002 The Future Mundane
Designing for a future that’s a bit broken; what can we learn from indigenous technology; and the ambient sound of the future
Hello, subscribers to HyperNormalisation. A monthly newsletter that’s crypticaly about design and its capacity to create change. Your newsletter-er guide Tom here!
This 2nd edition has been fuelled by strong coffee and thin winter sun. February was all about snow in the UK. We had a big dollop of the good stuff that took me back to being a kid. My kids were overjoyed at making their first-ever snowman after being on this planet for 10 and 13 years. It’s impossible to predict if it will be their last.
A future that is a bit broken
Things they don’t tell you when moving out of the city: People like to burn things. In my new neighborhood wood is the fuel of choice for heating the home, with the local forester making a brisk trade in selling logs felled from the local wood. But will there be a place for log fires in the future?
The future aesthetic is a lazy trope of clutter-free life, touch screens, and hard vehicular blobs. It’s so clean and glassy. Maybe just having screens showing ultra high definition log fires will be enough. @fosta presents a compelling need to design for a future grounded in the mundane.
From taking the rubbish out to collecting stuff, our lives are made up of these moments. Designing for the future will need to recognise our humdrum existence and how we make this a little brighter by hoarding stuff over our lifetime. The future will be like today, messy, mundane, and a bit broken.
Source: @vision.of.donatello - Instagram

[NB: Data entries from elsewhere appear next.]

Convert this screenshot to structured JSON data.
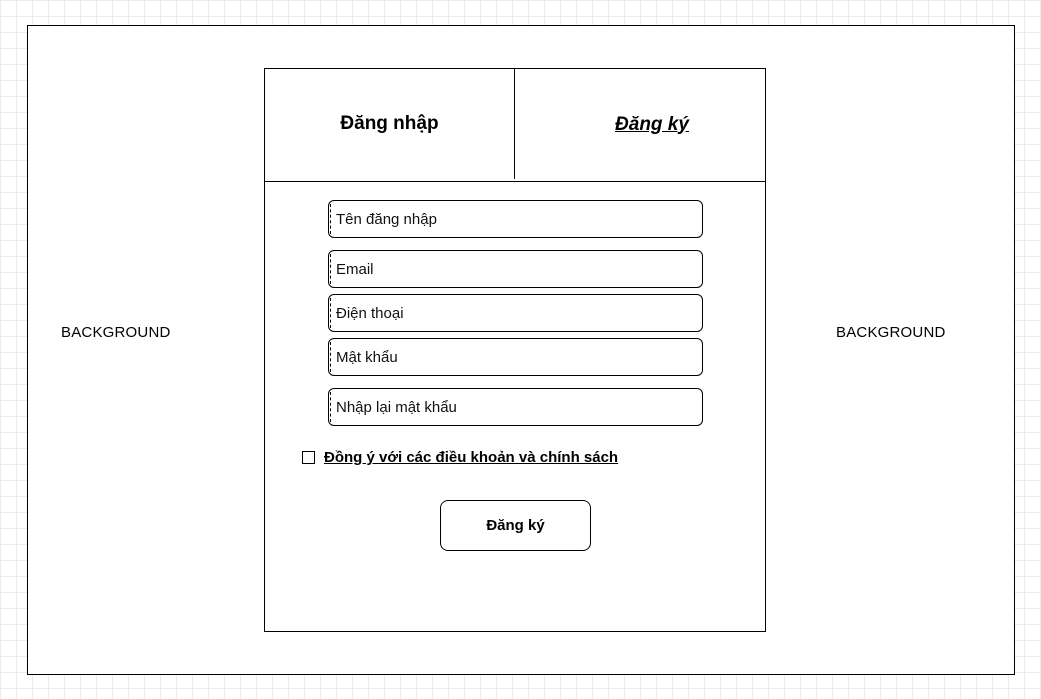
{
  "background": {
    "left_label": "BACKGROUND",
    "right_label": "BACKGROUND"
  },
  "tabs": {
    "login": "Đăng nhập",
    "register": "Đăng ký"
  },
  "form": {
    "username_placeholder": "Tên đăng nhập",
    "email_placeholder": "Email",
    "phone_placeholder": "Điện thoại",
    "password_placeholder": "Mật khẩu",
    "confirm_password_placeholder": "Nhập lại mật khẩu",
    "agree_label": "Đồng ý với các điều khoản và chính sách",
    "agree_checked": false,
    "submit_label": "Đăng ký"
  }
}
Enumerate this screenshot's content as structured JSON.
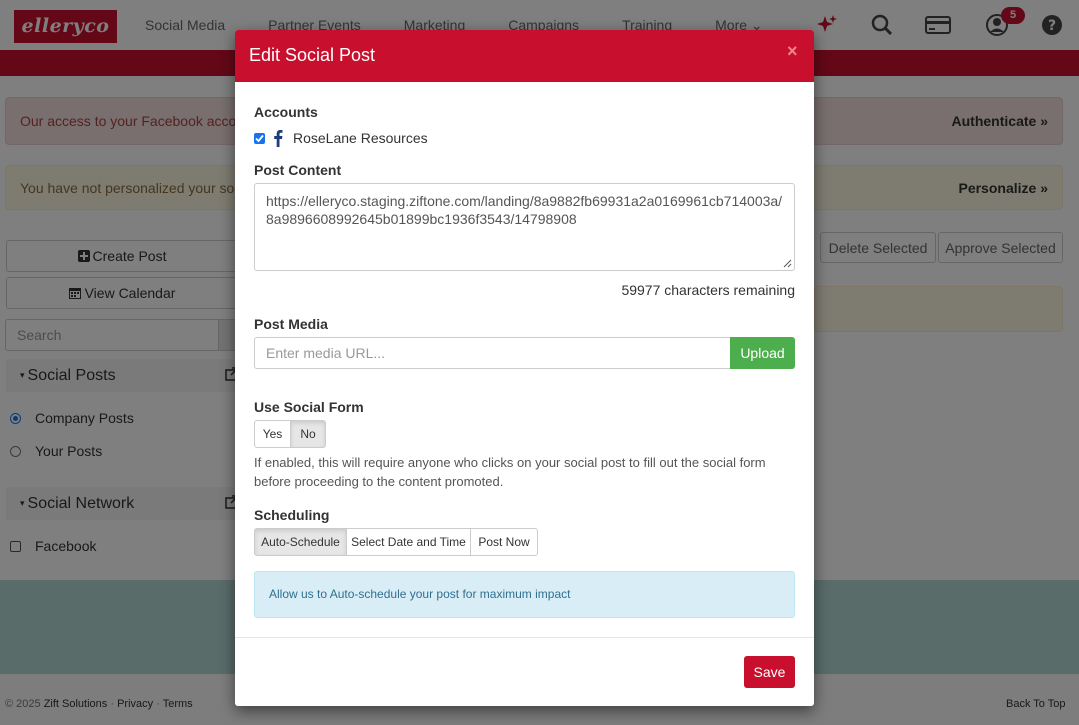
{
  "app": {
    "logo": "elleryco"
  },
  "nav": {
    "items": [
      "Social Media",
      "Partner Events",
      "Marketing",
      "Campaigns",
      "Training",
      "More"
    ],
    "notifications_count": "5",
    "icons": [
      "sparkle-icon",
      "search-icon",
      "credit-card-icon",
      "user-icon",
      "help-icon"
    ]
  },
  "alerts": {
    "facebook": {
      "text": "Our access to your Facebook account",
      "action": "Authenticate"
    },
    "personalize": {
      "text": "You have not personalized your social",
      "action": "Personalize"
    }
  },
  "sidebar": {
    "create_post": "Create Post",
    "view_calendar": "View Calendar",
    "search_placeholder": "Search",
    "social_posts_heading": "Social Posts",
    "post_options": [
      {
        "label": "Company Posts",
        "selected": true
      },
      {
        "label": "Your Posts",
        "selected": false
      }
    ],
    "social_network_heading": "Social Network",
    "network_options": [
      {
        "label": "Facebook",
        "checked": false
      }
    ]
  },
  "toolbar": {
    "delete_selected": "Delete Selected",
    "approve_selected": "Approve Selected"
  },
  "footer": {
    "copyright": "© 2025",
    "company": "Zift Solutions",
    "privacy": "Privacy",
    "terms": "Terms",
    "back_to_top": "Back To Top"
  },
  "modal": {
    "title": "Edit Social Post",
    "close": "×",
    "accounts_label": "Accounts",
    "account_name": "RoseLane Resources",
    "account_checked": true,
    "post_content_label": "Post Content",
    "post_content": "https://elleryco.staging.ziftone.com/landing/8a9882fb69931a2a0169961cb714003a/8a9896608992645b01899bc1936f3543/14798908",
    "chars_remaining": "59977 characters remaining",
    "post_media_label": "Post Media",
    "media_placeholder": "Enter media URL...",
    "upload": "Upload",
    "social_form_label": "Use Social Form",
    "social_form_options": [
      "Yes",
      "No"
    ],
    "social_form_selected": "No",
    "social_form_help": "If enabled, this will require anyone who clicks on your social post to fill out the social form before proceeding to the content promoted.",
    "scheduling_label": "Scheduling",
    "scheduling_options": [
      "Auto-Schedule",
      "Select Date and Time",
      "Post Now"
    ],
    "scheduling_selected": "Auto-Schedule",
    "scheduling_info": "Allow us to Auto-schedule your post for maximum impact",
    "save": "Save"
  },
  "colors": {
    "brand": "#c8102e",
    "success": "#4cae4c",
    "info_bg": "#d9edf7",
    "teal_band": "#b3d9d4"
  }
}
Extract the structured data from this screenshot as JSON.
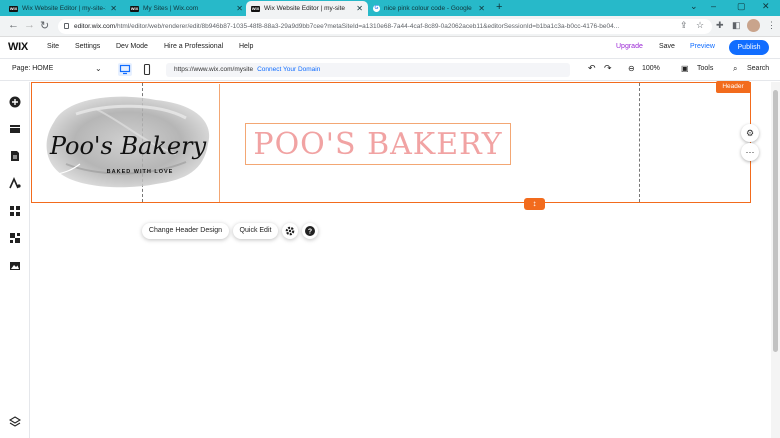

Continuing the theme of the mundane, what if buildings were ambiently heated? A recent episode of Grand Designs showed a residential home designed so that the very structure and foundations acted as a storage battery. The house absorbs heat in the warmer months of the year and then slowly releases it back into the home in the colder months. With 40% of the UK greenhouse emissions being caused by the built environment, the question is do we know if a building is green enough based on current policy and measures of green-ness? Where have the materials to build a house come from and how much energy was used in their creation will become increasingly important?
“The British building regulations, for example, set reasonably high standards for the performance of buildings, but are silent on embodied energy.” Rowan Moore - Guardian 2019
Can low carbon and indigenous techniques offer a broader pallet with which to design and build our homes in the future?
“For architecture, this might mean learning from indigenous building techniques based on using renewable materials close at hand, such as mud walls or thatch, enhanced with modern technology…making bricks out of mud, wall panels made of hemp and lime, materials made from compressed recycled denim or from ground-up pine needles mixed with pine resin. There is a technique for building columns by filling heavy-duty fabric with sand or rubble. There is mycelium, a form of fungus that can be made into bricks.” Rowan Moore - Guardian 2019
For countries to meet their commitment to averting the world’s current ark towards extinction will require central and local government-backed solutions for designing and building low carbon homes that are accessible to the masses. That means integrating sustainable design fully into the fabric of a building’s architecture.
Source: Cork House, Eton - Ricky Jones, Guardian
It will require a shift both in mindset and in policy to get housing developers to switch from short-term thinking/profiteering and embrace a longer-term horizon for returns. In the UK it will mean over-turning generations of thinking around homeownership and the stigma of social housing, evident with the shameless rise in poor doors
The Gordian Knot of developers crying that they can’t afford to integrate low carbon techniques can be unpicked. Prototyping and experimentation offer a means to create compelling evidence that there is another way, opening up a lattice of fiscal and policy opportunities.
Some miscellany worth considering that I’ve run across these past few weeks:
I love this Japanese train station on the banks of the Nishiki River in the Yamaguchi Prefecture. It has no entrances or exit routes and the sole reason trains stop there is to offer its passengers the chance to enjoy the view over the river. To some this station seems like a modern-day folly, all form over function. Yet there is something to be said for a train operator to encourage its passengers to enjoy the moment and to offer a contemplative break from modern life.
Have you seen the proposal for Amazon HQ? It looks very green and it feels like it is a step in the right direction but details are lacking details as to how embedded into its environment it will be. It will be interesting to see if this becomes another Sidewalk Labs horror show.
More excitingly, this 29-floor timber skyscraper in Berlin promises to offer not just affordable housing but space set aside for public uses such as a nursery and after-school clubs.
In a case of life imitating art, the super-rich living in 432 Park Avenue are going through their high-rise hell. J.G Ballard’s High Rise comes to mind.
These snow goggles look ahead of their time, like something out from Jodorowsky’s Dune. Carved from strips of bone and wood by the indigenous people of Alaska they are 130 + years old and stunning. You